> _INFORMATION SUPPLIED_
• • • • • • •

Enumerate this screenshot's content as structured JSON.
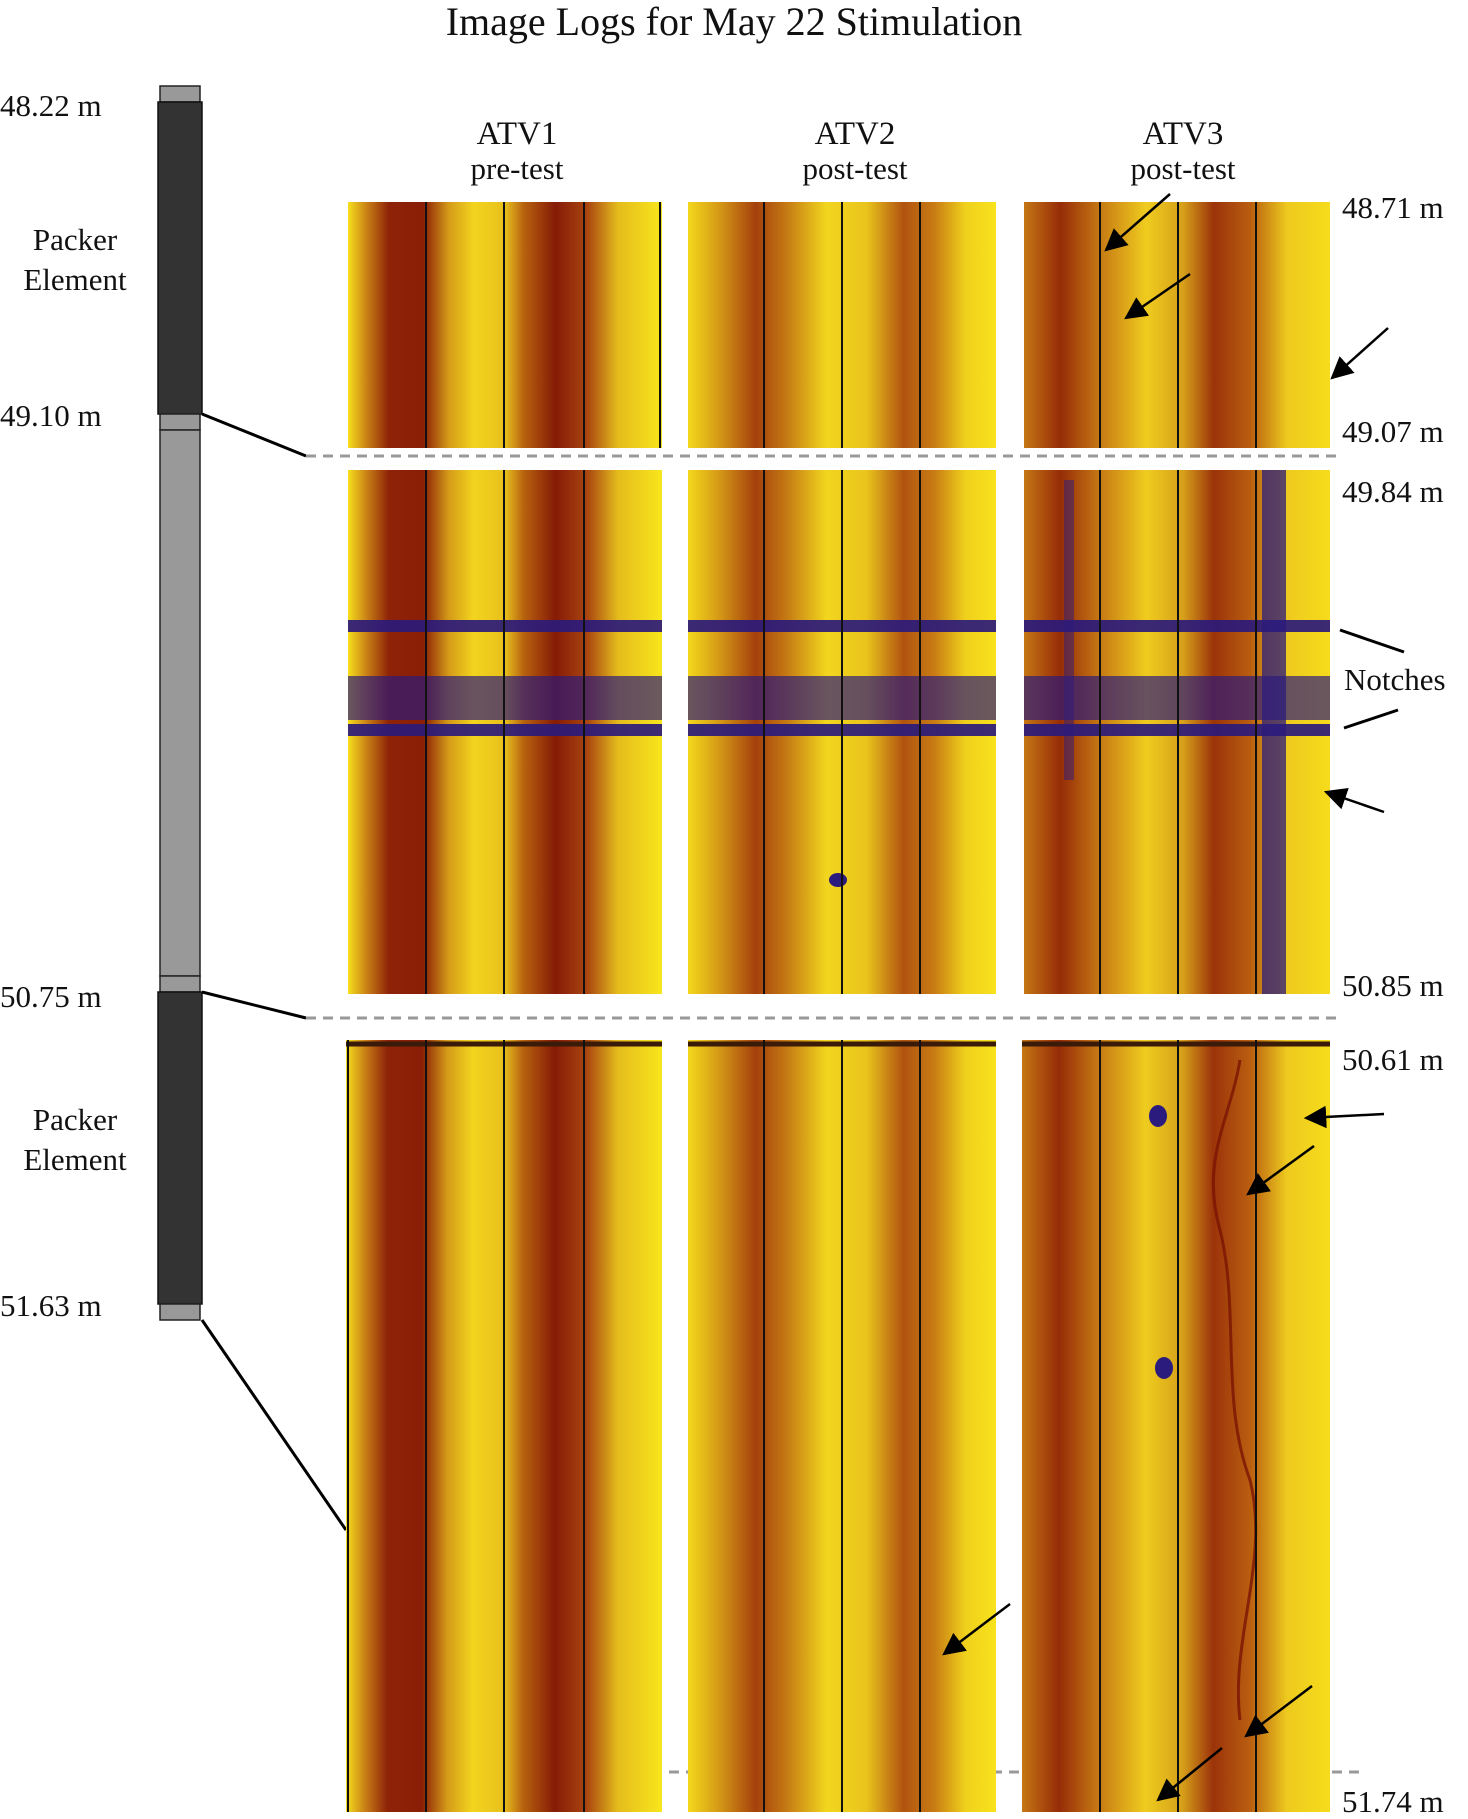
{
  "title": "Image Logs for May 22 Stimulation",
  "packer_depths": {
    "top": "48.22 m",
    "interval_top": "49.10 m",
    "interval_bottom": "50.75 m",
    "bottom": "51.63 m"
  },
  "packer_labels": {
    "upper": [
      "Packer",
      "Element"
    ],
    "lower": [
      "Packer",
      "Element"
    ]
  },
  "columns": [
    {
      "name": "ATV1",
      "state": "pre-test"
    },
    {
      "name": "ATV2",
      "state": "post-test"
    },
    {
      "name": "ATV3",
      "state": "post-test"
    }
  ],
  "log_depths": {
    "upper_top": "48.71 m",
    "upper_bottom": "49.07 m",
    "middle_top": "49.84 m",
    "middle_bottom": "50.85 m",
    "lower_top": "50.61 m",
    "lower_bottom": "51.74 m"
  },
  "notches_label": "Notches",
  "colors": {
    "bright": "#f7e31a",
    "mid": "#d9a11a",
    "dark": "#8b1c06",
    "notch": "#2a1a7a",
    "packer_dark": "#333333",
    "packer_light": "#999999",
    "dashed": "#999999"
  }
}
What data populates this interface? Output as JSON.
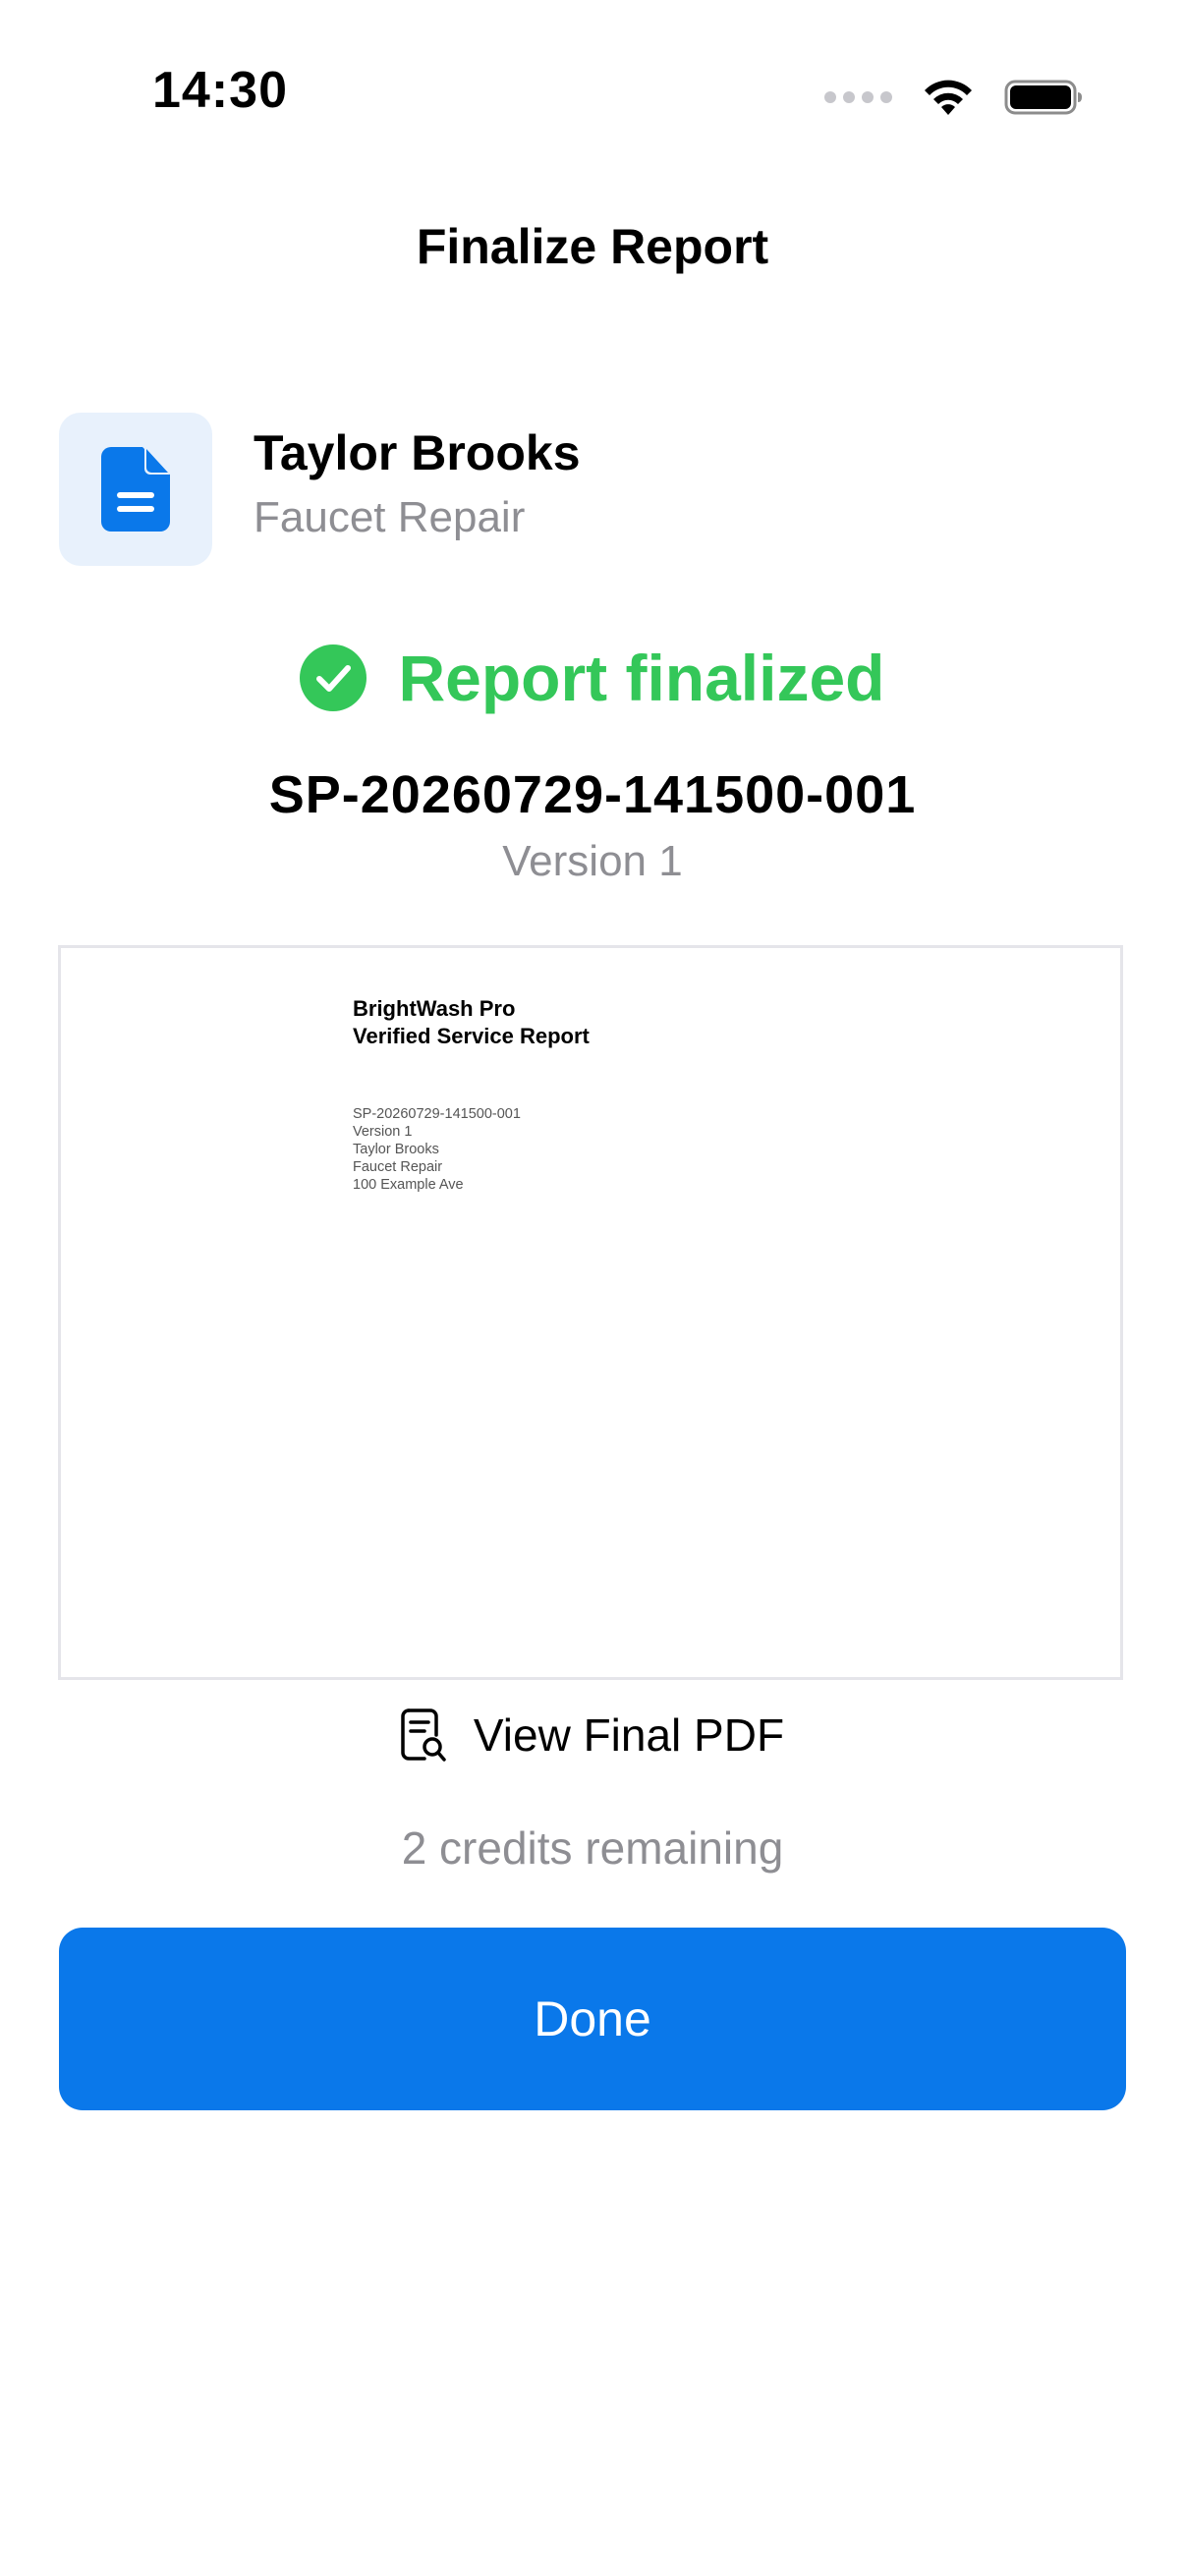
{
  "status_bar": {
    "time": "14:30",
    "icons": [
      "signal-icon",
      "wifi-icon",
      "battery-icon"
    ]
  },
  "nav": {
    "title": "Finalize Report"
  },
  "job": {
    "customer_name": "Taylor Brooks",
    "service_type": "Faucet Repair",
    "icon": "document-icon"
  },
  "finalized": {
    "status_text": "Report finalized",
    "icon": "checkmark-circle-icon",
    "report_id": "SP-20260729-141500-001",
    "version": "Version 1"
  },
  "pdf_preview": {
    "company": "BrightWash Pro",
    "document_title": "Verified Service Report",
    "lines": [
      "SP-20260729-141500-001",
      "Version 1",
      "Taylor Brooks",
      "Faucet Repair",
      "100 Example Ave"
    ]
  },
  "actions": {
    "view_pdf_label": "View Final PDF",
    "view_pdf_icon": "document-search-icon",
    "credits_text": "2 credits remaining",
    "done_label": "Done"
  },
  "colors": {
    "accent": "#0A78EA",
    "success": "#34C759",
    "secondary_text": "#8E8E93",
    "tile_background": "#E8F1FC"
  }
}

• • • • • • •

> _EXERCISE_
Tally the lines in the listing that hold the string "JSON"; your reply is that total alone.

> _RESULT BELOW_
2